Paper was been manufactured continuously at Babbitasset Falls on the Nashua for more than 150 years. As early as 1726 a grist mill was in operation here. A forge and small foundry, a powder mill, and a carding mill followed. In 1834 or 1835 And Emerson established the first paper mill. (Paper had been made to the north on the Nissitissitt River even earlier.) A series of companies operated the mills over the years, until the mills closed for good in 2002. The machinery was sold overseas, and the long-vacant buildings were demolished in 2011. 1-A Auto, an online retailer of auto parts, plans to construct a headquarters building on the site. .

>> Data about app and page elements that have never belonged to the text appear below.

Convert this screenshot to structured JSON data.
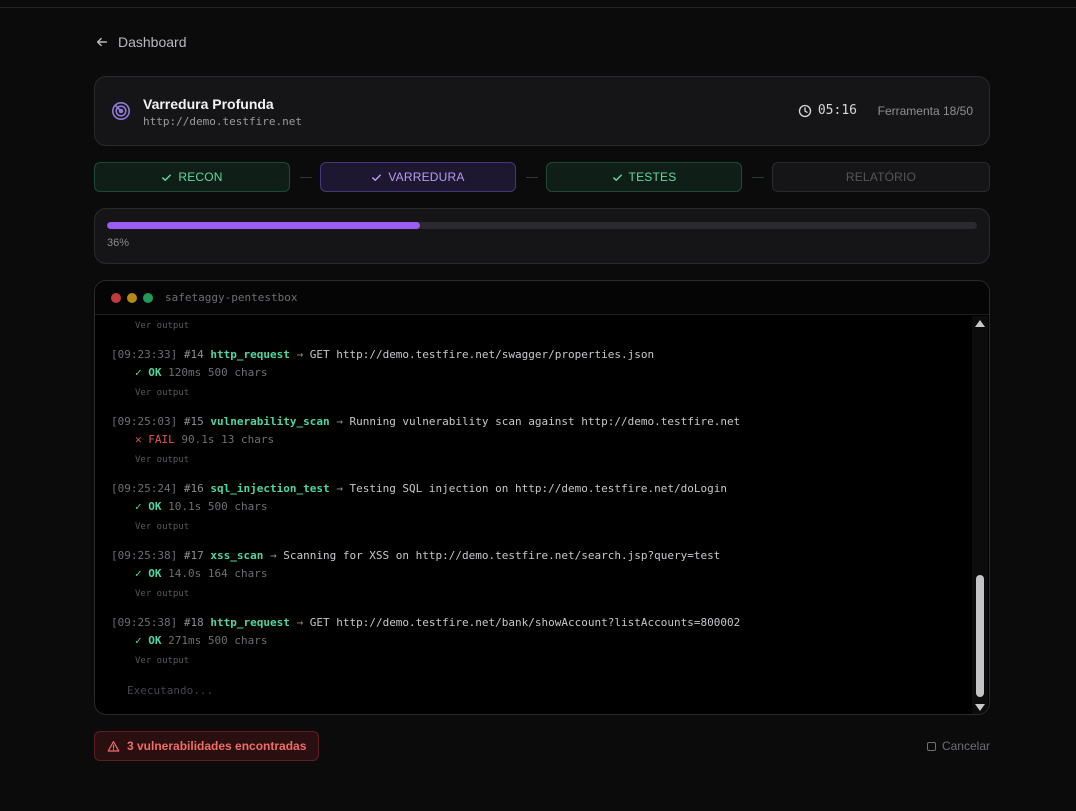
{
  "nav": {
    "back_label": "Dashboard"
  },
  "scan": {
    "title": "Varredura Profunda",
    "target": "http://demo.testfire.net",
    "elapsed": "05:16",
    "tool_progress": "Ferramenta 18/50"
  },
  "phases": [
    {
      "label": "RECON",
      "state": "done"
    },
    {
      "label": "VARREDURA",
      "state": "active"
    },
    {
      "label": "TESTES",
      "state": "done"
    },
    {
      "label": "RELATÓRIO",
      "state": "pending"
    }
  ],
  "progress": {
    "value": 0.36,
    "label": "36%"
  },
  "terminal": {
    "title": "safetaggy-pentestbox",
    "view_output_label": "Ver output",
    "running_label": "Executando...",
    "entries": [
      {
        "time": "[09:23:33]",
        "num": "#14",
        "tool": "http_request",
        "arrow": "→",
        "desc": "GET http://demo.testfire.net/swagger/properties.json",
        "status": "OK",
        "duration": "120ms",
        "size": "500 chars"
      },
      {
        "time": "[09:25:03]",
        "num": "#15",
        "tool": "vulnerability_scan",
        "arrow": "→",
        "desc": "Running vulnerability scan against http://demo.testfire.net",
        "status": "FAIL",
        "duration": "90.1s",
        "size": "13 chars"
      },
      {
        "time": "[09:25:24]",
        "num": "#16",
        "tool": "sql_injection_test",
        "arrow": "→",
        "desc": "Testing SQL injection on http://demo.testfire.net/doLogin",
        "status": "OK",
        "duration": "10.1s",
        "size": "500 chars"
      },
      {
        "time": "[09:25:38]",
        "num": "#17",
        "tool": "xss_scan",
        "arrow": "→",
        "desc": "Scanning for XSS on http://demo.testfire.net/search.jsp?query=test",
        "status": "OK",
        "duration": "14.0s",
        "size": "164 chars"
      },
      {
        "time": "[09:25:38]",
        "num": "#18",
        "tool": "http_request",
        "arrow": "→",
        "desc": "GET http://demo.testfire.net/bank/showAccount?listAccounts=800002",
        "status": "OK",
        "duration": "271ms",
        "size": "500 chars"
      }
    ]
  },
  "footer": {
    "vuln_label": "3 vulnerabilidades encontradas",
    "cancel_label": "Cancelar"
  },
  "colors": {
    "accent": "#9b5cf0",
    "success": "#4fd6a0",
    "danger": "#e5554f",
    "dot_red": "#c33a3a",
    "dot_yellow": "#b38a14",
    "dot_green": "#1f9a5a"
  }
}
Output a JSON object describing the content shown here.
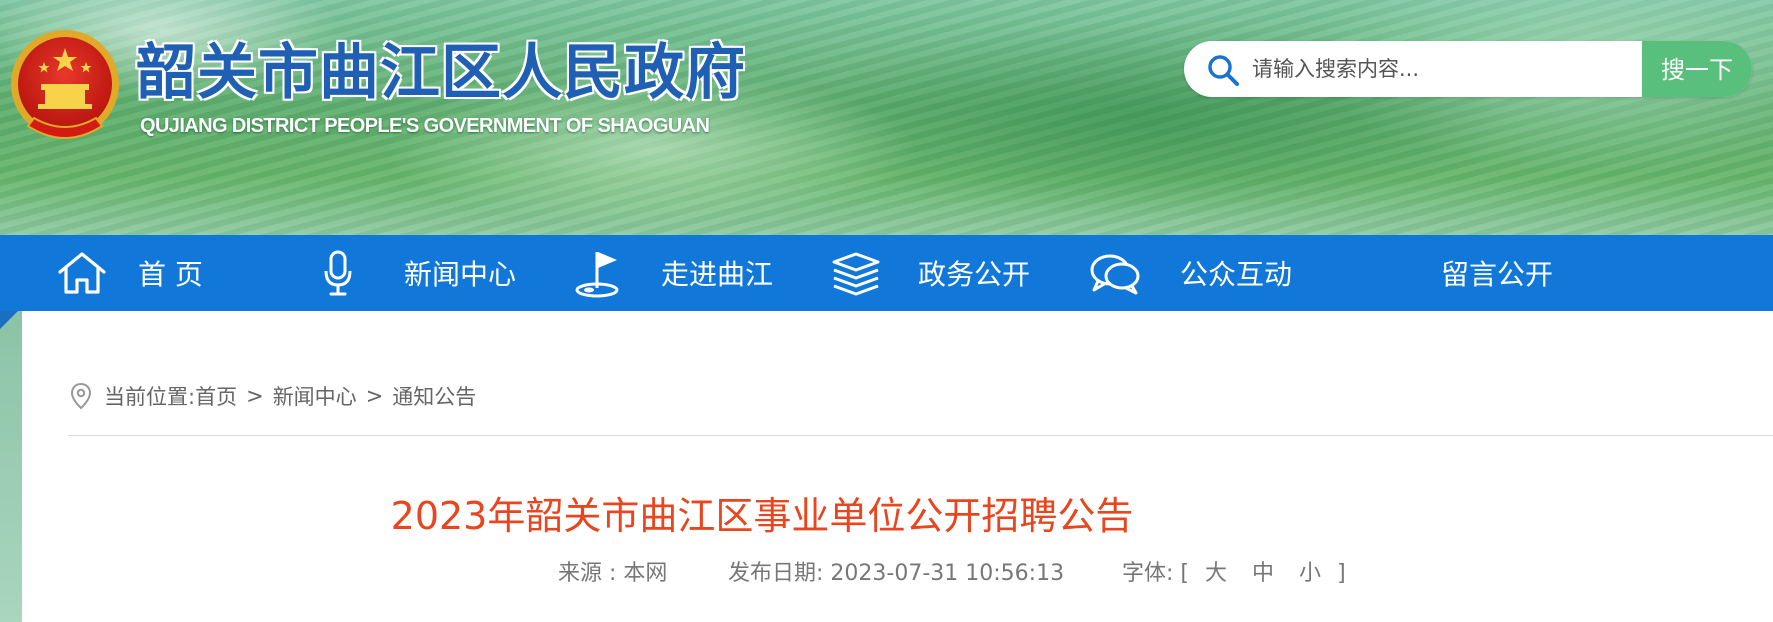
{
  "header": {
    "site_title": "韶关市曲江区人民政府",
    "site_subtitle": "QUJIANG DISTRICT PEOPLE'S GOVERNMENT OF SHAOGUAN",
    "search": {
      "placeholder": "请输入搜索内容...",
      "button_label": "搜一下"
    }
  },
  "nav": {
    "items": [
      {
        "label": "首 页",
        "icon": "home-icon"
      },
      {
        "label": "新闻中心",
        "icon": "microphone-icon"
      },
      {
        "label": "走进曲江",
        "icon": "flag-icon"
      },
      {
        "label": "政务公开",
        "icon": "layers-icon"
      },
      {
        "label": "公众互动",
        "icon": "chat-bubbles-icon"
      },
      {
        "label": "留言公开",
        "icon": ""
      }
    ]
  },
  "breadcrumb": {
    "prefix": "当前位置:",
    "items": [
      "首页",
      "新闻中心",
      "通知公告"
    ],
    "separator": ">"
  },
  "article": {
    "title": "2023年韶关市曲江区事业单位公开招聘公告",
    "source_label": "来源 : 本网",
    "date_label": "发布日期:",
    "date_value": "2023-07-31 10:56:13",
    "font_label": "字体:",
    "font_open": "[",
    "font_large": "大",
    "font_medium": "中",
    "font_small": "小",
    "font_close": "]"
  },
  "colors": {
    "nav_blue": "#1178d9",
    "title_blue": "#1f5fb4",
    "search_green": "#58c07c",
    "article_title_red": "#e8461e"
  }
}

Until 1851 Main Street ended at the paper mills. The east side of the river was still included in Groton and largely unpopulated. In 1848, however, the Worcester & Nashua Railroad was constructed between its namesake cities, with the line extending along the east bank of the Nashua River northward from Groton Junction (Ayer). With the opening of the Main Street bridge across the Nashua three years later a settlement began to take shape. The railroad added a stop, North Groton, which further fueled growth. Thanks to the Main Street bridge the residents of North Groton were far closer to the center of Pepperell than to that of their own town, and in 1857 the legislature authorized the inclusion of North Groton into Pepperell.
The combination of the railroad and the bridge to the Mill Village assured that growth would continue in the Depot Village, as North Groton was renamed after its annexation. Stores, coal and grain dealers, lumber yards, and other commercial establishments located here. In the 1890s the Prescott Hotel (where the Seven Eleven now is) was built here to serve businessmen and vacationers.
Railroad Square--the final few hundred feet of Main Street--has seen more change in the present century than any other area along our route. Most notably, of course, is the absence of the railroad: the Boston & Maine shut down its line in 1982 and pulled up the tracks. The railroad depot, unused by passengers since 1932, was already gone. A series of fires, the latest within the last three decades, has destroyed most of the architectural heritage of the square, which currently awaits redevelopment. Main Street ends at Groton Street, at the far end of Railroad Square. Our journey from Town Hall has measured only 6000 feet. Six thousand feet--and 200 years.